> **Required action**
Count how many lines below contain the word "shade", then give that number alone.
Exercise data Block Start
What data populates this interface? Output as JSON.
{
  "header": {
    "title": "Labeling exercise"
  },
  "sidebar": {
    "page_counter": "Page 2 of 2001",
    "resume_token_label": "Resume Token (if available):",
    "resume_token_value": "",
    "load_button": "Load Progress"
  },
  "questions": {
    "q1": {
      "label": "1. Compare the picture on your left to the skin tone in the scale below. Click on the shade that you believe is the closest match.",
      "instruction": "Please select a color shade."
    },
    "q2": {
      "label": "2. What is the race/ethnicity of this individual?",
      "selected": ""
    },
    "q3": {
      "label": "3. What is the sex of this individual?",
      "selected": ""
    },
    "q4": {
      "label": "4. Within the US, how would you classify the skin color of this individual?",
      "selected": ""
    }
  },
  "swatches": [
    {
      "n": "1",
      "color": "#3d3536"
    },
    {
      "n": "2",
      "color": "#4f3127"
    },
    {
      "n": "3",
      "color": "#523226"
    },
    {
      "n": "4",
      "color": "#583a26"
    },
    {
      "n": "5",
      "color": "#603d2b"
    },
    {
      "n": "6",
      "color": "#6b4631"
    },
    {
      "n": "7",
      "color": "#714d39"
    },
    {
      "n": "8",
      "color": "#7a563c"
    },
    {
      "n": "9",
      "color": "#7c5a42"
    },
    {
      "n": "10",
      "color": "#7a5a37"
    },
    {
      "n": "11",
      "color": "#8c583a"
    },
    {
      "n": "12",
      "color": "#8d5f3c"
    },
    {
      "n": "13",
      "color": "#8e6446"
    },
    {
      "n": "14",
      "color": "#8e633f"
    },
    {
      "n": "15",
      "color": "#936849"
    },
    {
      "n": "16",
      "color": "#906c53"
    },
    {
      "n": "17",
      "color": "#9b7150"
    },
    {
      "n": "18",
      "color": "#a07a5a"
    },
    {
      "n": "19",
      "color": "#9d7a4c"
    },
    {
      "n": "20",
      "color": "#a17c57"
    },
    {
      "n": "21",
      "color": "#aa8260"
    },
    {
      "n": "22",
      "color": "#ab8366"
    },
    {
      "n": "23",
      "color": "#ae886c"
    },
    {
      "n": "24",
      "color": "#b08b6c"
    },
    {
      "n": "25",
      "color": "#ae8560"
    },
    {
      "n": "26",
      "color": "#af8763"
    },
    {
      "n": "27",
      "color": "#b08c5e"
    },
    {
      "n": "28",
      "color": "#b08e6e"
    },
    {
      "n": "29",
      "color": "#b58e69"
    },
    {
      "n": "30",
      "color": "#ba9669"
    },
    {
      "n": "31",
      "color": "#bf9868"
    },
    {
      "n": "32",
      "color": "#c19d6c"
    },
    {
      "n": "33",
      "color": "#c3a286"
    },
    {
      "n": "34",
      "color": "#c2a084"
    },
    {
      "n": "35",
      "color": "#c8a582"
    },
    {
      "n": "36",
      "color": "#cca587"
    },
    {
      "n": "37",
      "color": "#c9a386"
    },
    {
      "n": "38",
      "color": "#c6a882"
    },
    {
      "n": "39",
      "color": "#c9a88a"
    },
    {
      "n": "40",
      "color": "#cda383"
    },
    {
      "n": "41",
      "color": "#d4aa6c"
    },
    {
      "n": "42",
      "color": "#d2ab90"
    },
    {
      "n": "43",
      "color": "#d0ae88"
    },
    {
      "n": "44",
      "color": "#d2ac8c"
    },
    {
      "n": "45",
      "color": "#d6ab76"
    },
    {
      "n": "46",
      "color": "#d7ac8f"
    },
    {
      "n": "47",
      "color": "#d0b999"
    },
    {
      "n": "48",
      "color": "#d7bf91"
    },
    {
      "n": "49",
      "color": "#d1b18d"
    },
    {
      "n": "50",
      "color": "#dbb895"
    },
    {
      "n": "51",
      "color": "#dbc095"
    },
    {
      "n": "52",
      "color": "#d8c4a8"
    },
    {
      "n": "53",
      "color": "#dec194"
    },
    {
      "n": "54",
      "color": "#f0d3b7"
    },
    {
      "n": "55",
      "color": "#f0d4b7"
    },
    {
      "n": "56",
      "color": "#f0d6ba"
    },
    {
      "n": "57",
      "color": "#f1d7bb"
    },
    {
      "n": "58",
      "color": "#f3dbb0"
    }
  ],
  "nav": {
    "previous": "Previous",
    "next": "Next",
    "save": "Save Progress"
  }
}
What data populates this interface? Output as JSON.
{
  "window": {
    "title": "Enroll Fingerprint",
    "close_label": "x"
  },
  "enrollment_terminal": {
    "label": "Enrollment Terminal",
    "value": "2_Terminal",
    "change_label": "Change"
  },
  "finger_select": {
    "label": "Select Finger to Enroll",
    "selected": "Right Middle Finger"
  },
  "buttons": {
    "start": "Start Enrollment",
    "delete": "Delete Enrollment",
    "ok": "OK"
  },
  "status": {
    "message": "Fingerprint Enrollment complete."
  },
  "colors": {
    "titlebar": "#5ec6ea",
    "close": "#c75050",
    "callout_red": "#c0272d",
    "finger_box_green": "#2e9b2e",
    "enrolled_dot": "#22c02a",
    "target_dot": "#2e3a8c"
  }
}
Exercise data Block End
> **Solution below**
2